Evelyn Swarthout
1913 - March 24, 2000

Famous Swarthouts
Genealogy Resources The Gladys Swarthout Pages
Swarthout Family History
Swarthout web sites
The Blackwooders Newsletter
The name on maps
The Swarthout Reunions

A native of Kansas, Ms. Swarthout-Hayes was a professor of music at American University from 1961-1976. Noted for her talent as a concert pianist, Ms. Swarthout-Hayes championed the cause of inter-disciplinarity in teaching music at a time when such a practice was regarded radical.

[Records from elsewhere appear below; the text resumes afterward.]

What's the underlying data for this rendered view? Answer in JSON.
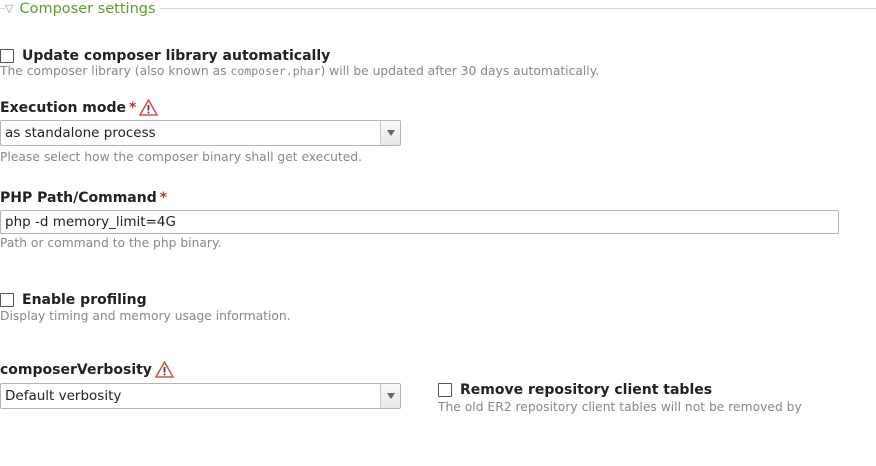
{
  "section": {
    "title": "Composer settings"
  },
  "update_library": {
    "label": "Update composer library automatically",
    "checked": false,
    "desc_before": "The composer library (also known as ",
    "desc_code": "composer.phar",
    "desc_after": ") will be updated after 30 days automatically."
  },
  "execution_mode": {
    "label": "Execution mode",
    "required_marker": "*",
    "selected": "as standalone process",
    "desc": "Please select how the composer binary shall get executed."
  },
  "php_path": {
    "label": "PHP Path/Command",
    "required_marker": "*",
    "value": "php -d memory_limit=4G",
    "desc": "Path or command to the php binary."
  },
  "profiling": {
    "label": "Enable profiling",
    "checked": false,
    "desc": "Display timing and memory usage information."
  },
  "verbosity": {
    "label": "composerVerbosity",
    "selected": "Default verbosity"
  },
  "remove_tables": {
    "label": "Remove repository client tables",
    "checked": false,
    "desc": "The old ER2 repository client tables will not be removed by"
  },
  "icons": {
    "warning": "warning-triangle-icon",
    "collapse": "collapse-triangle-icon",
    "dropdown": "chevron-down-icon"
  },
  "colors": {
    "legend": "#5aa02c",
    "required": "#c0392b",
    "warning": "#d9534f",
    "description": "#888888"
  }
}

She was an active musician, giving recitals at the National Gallery and Phillips Collection in Washington D.C. She also created and hosted, “Music in the Schools,” a radio program that featured recorded music, pieces played by Ms. Swarthout-Hayes, and the voices of imaginary characters. In 1997, along with her husband, Ms. Swarthout-Hayes was awarded the Levine School of Music’s Paul Hume Award for contributions to Washington D.C.’s cultural history.

In 1947 the Fine Arts dean Donald Swarthout creates Chamber Music Series. First year includes John Jacob Niles, ballad singer and dulcimer; Walden String Quartet; Roth String Quartet; and the Albeneri Trio

1980 Swarthout Society established

The New York Times, April 4, 2000
Evelyn S. Hayes, 87; Pianist and Educator.

COPYRIGHT 2000, The New York Times Company

Evelyn Swarthout Hayes, a former concert pianist, educator and arts patron, died on March 24 at George Washington University Hospital. She was 87 and lived in Washington.

Mrs. Hayes, who was born Evelyn Swarthout in Jacksonville, Ill., began her music career in the 1930's, appearing several times in recitals at Town Hall in New York. In 1939 she married Patrick Hayes, a music administrator. The couple moved to Washington when he was appointed manager of the National Symphony Orchestra.

Mrs. Hayes joined the piano faculty at American University in 1951 and taught there until retiring in 1976. She also continued to perform, giving recitals at the National Gallery and elsewhere, and she created ''Music in Schools,'' an educational radio program for young listeners.

She served as a judge in many piano competitions as well as giving lectures and master classes around the country.

Her husband, who founded the Hayes Concert Bureau -- later renamed the Washington Performing Arts Society -- died in 1998. She is survived by a son, Bryant, of New York; a daughter, Elisabeth Hayes of Chicago; a grandchild; two step-grandchildren and two step-great-grandchildren.

This page was created by Mark Swarthout.
The last update to the page was on April 24th, 2005
Send me some mail!